- Charles Hugh Smiley (1903-1977), American astronomer and academic, eponym of the main belt asteroid 1613 Smiley
- Charles Smiley (b. 1954), American politician, Member of the Michigan House of Representatives (2011-)
- Jane Smiley (b. 1949), American Pulitzer Prize-winning (1992) novelist for her novel A Thousand Acres (1991)
- Gordon Smiley (1946-1982), American race car driver, inducted into the Nebraska Auto Racing Hall of Fame in 2000
- Tava Michelle Smiley (b. 1971), American actress and television host
- Arthur Lee "Red" Smiley (1925-1972), American bluegrass and country musician, posthumously inducted into the International Bluegrass Music Hall of Honor in 1992
- John Smiley (b. 1965), American Major League Baseball pitcher who played from 1986 to 1997
- Rickey Smiley, American standup comedian, television host, actor, and radio personality
- ... (Another 31 notables are available in all our PDF Extended History products and printed products wherever possible.)
Related Stories +
The Smiley Motto +
The motto was originally a war cry or slogan. Mottoes first began to be shown with arms in the 14th and 15th centuries, but were not in general use until the 17th century. Thus the oldest coats of arms generally do not include a motto. Mottoes seldom form part of the grant of arms: Under most heraldic authorities, a motto is an optional component of the coat of arms, and can be added to or changed at will; many families have chosen not to display a motto.
Motto: Industria virtus et fortitudo
Motto Translation: Industry, valor, and fortitude.
Suggested Readings for the name Smiley +
- 0 "Genealogy of Smiley family and descendants" (1971) by Jane Myrtle Hinkhouse

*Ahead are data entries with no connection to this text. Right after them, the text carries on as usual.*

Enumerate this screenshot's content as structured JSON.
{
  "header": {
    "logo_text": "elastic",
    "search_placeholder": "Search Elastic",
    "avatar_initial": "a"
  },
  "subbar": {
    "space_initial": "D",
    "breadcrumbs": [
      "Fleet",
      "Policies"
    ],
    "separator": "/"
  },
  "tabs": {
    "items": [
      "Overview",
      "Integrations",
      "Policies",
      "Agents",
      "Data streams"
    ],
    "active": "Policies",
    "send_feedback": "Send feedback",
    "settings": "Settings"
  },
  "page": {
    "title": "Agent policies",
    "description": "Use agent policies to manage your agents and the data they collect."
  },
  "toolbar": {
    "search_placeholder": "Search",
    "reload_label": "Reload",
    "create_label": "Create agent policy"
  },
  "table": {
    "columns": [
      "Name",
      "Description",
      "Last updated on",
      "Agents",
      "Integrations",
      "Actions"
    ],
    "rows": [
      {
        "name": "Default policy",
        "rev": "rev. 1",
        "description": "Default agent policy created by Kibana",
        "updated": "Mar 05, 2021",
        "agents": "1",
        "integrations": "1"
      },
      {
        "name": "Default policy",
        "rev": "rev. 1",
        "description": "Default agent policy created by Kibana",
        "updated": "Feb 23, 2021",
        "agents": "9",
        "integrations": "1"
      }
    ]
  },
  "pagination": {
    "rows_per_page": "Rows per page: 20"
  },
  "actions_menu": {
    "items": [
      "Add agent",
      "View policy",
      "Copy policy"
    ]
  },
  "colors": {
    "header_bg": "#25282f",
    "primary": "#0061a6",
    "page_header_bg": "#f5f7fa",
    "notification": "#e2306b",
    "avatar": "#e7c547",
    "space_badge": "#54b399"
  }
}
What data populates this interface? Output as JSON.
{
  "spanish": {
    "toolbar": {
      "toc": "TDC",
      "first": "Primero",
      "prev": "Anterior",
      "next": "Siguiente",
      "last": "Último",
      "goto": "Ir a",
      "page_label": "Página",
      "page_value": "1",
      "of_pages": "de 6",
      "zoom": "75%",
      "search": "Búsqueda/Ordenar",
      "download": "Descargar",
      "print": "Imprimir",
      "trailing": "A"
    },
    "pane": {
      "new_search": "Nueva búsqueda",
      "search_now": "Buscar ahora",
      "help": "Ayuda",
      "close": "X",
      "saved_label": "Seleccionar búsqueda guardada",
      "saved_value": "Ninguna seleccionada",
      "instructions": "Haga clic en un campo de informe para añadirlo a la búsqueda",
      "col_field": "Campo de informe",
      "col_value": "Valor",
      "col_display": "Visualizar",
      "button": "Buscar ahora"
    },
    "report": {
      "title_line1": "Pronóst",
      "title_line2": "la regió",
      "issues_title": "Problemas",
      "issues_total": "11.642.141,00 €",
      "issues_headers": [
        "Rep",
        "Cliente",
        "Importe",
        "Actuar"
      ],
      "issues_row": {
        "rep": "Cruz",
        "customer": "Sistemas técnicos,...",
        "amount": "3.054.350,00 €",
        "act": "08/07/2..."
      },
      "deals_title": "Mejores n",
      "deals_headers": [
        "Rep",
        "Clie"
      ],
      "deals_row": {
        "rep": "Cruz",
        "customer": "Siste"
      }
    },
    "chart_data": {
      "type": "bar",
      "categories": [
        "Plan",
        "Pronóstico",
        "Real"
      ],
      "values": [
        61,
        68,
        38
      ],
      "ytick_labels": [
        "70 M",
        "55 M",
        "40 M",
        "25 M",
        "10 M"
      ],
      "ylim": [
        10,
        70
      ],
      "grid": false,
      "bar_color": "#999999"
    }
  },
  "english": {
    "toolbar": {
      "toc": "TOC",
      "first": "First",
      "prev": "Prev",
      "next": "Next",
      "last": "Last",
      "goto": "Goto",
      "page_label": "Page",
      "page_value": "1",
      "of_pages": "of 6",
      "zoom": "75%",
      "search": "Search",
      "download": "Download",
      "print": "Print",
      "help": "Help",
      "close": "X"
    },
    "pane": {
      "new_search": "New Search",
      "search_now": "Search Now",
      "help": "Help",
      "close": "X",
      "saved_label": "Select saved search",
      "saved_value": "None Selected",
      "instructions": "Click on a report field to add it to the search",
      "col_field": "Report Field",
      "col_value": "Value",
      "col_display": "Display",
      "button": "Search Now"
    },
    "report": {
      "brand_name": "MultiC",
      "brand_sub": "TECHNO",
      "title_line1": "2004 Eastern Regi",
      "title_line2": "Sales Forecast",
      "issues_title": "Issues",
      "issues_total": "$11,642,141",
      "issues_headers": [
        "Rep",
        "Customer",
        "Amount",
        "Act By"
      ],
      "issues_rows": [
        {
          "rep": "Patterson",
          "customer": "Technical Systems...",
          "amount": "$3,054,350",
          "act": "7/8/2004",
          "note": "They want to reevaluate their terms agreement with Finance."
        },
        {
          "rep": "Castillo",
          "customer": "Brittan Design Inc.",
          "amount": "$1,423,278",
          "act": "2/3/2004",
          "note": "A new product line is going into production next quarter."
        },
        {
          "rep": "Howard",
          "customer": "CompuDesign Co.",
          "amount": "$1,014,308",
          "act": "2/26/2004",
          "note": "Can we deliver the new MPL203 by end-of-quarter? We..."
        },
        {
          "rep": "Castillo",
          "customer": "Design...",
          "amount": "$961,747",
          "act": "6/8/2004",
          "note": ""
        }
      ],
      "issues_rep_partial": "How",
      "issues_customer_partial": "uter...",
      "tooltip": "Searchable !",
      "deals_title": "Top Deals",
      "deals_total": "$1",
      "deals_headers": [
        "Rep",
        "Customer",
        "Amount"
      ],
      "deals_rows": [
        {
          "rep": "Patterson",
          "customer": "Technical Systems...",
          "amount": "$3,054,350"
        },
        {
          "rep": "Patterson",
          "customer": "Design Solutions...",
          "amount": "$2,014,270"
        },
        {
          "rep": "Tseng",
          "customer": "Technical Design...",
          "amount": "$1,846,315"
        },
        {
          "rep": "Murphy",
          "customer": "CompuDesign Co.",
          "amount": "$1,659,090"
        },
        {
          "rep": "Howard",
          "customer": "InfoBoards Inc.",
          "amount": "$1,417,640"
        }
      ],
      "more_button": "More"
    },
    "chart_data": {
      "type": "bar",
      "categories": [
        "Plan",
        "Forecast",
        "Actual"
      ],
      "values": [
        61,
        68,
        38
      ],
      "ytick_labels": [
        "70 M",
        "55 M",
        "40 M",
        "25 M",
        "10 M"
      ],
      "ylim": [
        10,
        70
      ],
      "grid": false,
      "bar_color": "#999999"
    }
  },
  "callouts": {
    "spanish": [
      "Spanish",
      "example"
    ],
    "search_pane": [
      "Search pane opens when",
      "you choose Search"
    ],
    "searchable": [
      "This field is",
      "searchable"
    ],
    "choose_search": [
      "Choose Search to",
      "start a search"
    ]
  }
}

- ^ Filby, P. William, Meyer, Mary K., Passenger and immigration lists index : a guide to published arrival records of about 500,000 passengers who came to the United States and Canada in the seventeenth, eighteenth, and nineteenth centuries. 1982-1985 Cumulated Supplements in Four Volumes Detroit, Mich. : Gale Research Co., 1985, Print (ISBN 0-8103-1795-8)